For the past few posts, I’ve delved into different directors and actors and genres, but I feel like that I have vaguely touched on the different looks and feels of films. When I go to a movie, I find myself more engrossed in the film not just by the characters and story lines but also by the camera angles and the different costumes, which I feel take on a role of their own. This past weekend, I watched “Collateral” and “Public Enemies,” both directed by Michael Mann. While both very different in looks costume-wise and storyline, I couldn’t help but notice the unusual style of camerawork. Mann shot most of “Collateral” and all of “Public Enemies” with an HD formatted camera, which in the movie business is not used a whole lot. Quick history lesson: most films are shot with a 35 millimeter film camera, which has been the standard since its introduction in 1892. An HD format camera is one most people have today to record stuff and upload to YouTube.
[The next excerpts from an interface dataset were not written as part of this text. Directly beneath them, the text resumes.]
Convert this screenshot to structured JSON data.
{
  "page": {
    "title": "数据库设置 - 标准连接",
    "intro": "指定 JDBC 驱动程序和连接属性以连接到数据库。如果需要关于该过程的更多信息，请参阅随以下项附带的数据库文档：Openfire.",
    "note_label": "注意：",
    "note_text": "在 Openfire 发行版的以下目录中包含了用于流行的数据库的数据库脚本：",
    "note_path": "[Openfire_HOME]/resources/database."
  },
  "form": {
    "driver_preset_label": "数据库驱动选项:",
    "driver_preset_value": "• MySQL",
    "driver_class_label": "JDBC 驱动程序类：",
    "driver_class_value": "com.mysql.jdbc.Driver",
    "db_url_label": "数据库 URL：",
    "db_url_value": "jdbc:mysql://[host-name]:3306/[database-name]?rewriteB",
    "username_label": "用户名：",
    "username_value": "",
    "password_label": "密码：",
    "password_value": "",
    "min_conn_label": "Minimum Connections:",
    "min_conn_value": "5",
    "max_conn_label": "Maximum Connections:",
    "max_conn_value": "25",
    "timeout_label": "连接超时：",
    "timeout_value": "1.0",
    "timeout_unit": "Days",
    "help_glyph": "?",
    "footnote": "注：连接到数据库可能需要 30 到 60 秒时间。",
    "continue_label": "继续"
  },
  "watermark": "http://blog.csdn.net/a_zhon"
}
Many times, the only time I see an HD formatted film is if its independent or kinda has that more independent feel to it, like “Up in the Air” or “The Social Network,” which aren’t really independent but the usual camera style doesn’t really fit with these styles of movies, which are mostly character based, not a whole lot of action. So, when I watched “Public Enemies,” this huge noir crime film, the HD look really through me off at first because I felt like I was watching Johnny Depp and Christian Bale in a film student’s end of the year project. I never looked at a crime film being done this way before.

Tom Cruise in “Collateral” was even a stretch for me at times because, again, it looked so new and fresh that I thought he must have taken a pay cut to be in this film, but I could see “Collateral” better this way because that movie really is more character based between Cruise and Foxx and the dynamic of the conversations they have. I will always be impressed by the new tactics of this decade being used by well-known directors to create something fresh.